| YOUR INSTRUCTIONS |
What follows is a set of records. Repeat them word for word.

| RECORDS PROVIDED |
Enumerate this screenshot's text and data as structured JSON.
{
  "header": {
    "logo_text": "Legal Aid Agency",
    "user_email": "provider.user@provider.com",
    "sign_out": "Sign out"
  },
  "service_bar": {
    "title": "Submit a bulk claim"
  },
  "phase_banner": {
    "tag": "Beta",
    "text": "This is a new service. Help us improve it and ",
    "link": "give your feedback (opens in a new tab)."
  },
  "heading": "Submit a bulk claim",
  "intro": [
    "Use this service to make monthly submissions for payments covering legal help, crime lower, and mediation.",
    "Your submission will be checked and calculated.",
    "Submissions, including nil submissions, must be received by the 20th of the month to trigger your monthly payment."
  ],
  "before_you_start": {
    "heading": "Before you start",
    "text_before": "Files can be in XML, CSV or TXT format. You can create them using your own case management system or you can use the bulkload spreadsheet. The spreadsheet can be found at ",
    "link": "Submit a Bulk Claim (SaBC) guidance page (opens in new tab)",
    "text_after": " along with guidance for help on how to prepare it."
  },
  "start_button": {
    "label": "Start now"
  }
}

| RESULT OF THIS EXERCISE |
Enumerate this screenshot's text and data as structured JSON.
{
  "header": {
    "logo_text": "Legal Aid Agency",
    "user_email": "provider.user@provider.com",
    "sign_out": "Sign out"
  },
  "service_bar": {
    "title": "Submit a bulk claim"
  },
  "phase_banner": {
    "tag": "Beta",
    "text": "This is a new service. Help us improve it and ",
    "link": "give your feedback (opens in a new tab)."
  },
  "heading": "Submit a bulk claim",
  "intro": [
    "Use this service to make monthly submissions for payments covering legal help, crime lower, and mediation.",
    "Your submission will be checked and calculated.",
    "Submissions, including nil submissions, must be received by the 20th of the month to trigger your monthly payment."
  ],
  "before_you_start": {
    "heading": "Before you start",
    "text_before": "Files can be in XML, CSV or TXT format. You can create them using your own case management system or you can use the bulkload spreadsheet. The spreadsheet can be found at ",
    "link": "Submit a Bulk Claim (SaBC) guidance page (opens in new tab)",
    "text_after": " along with guidance for help on how to prepare it."
  },
  "start_button": {
    "label": "Start now"
  }
}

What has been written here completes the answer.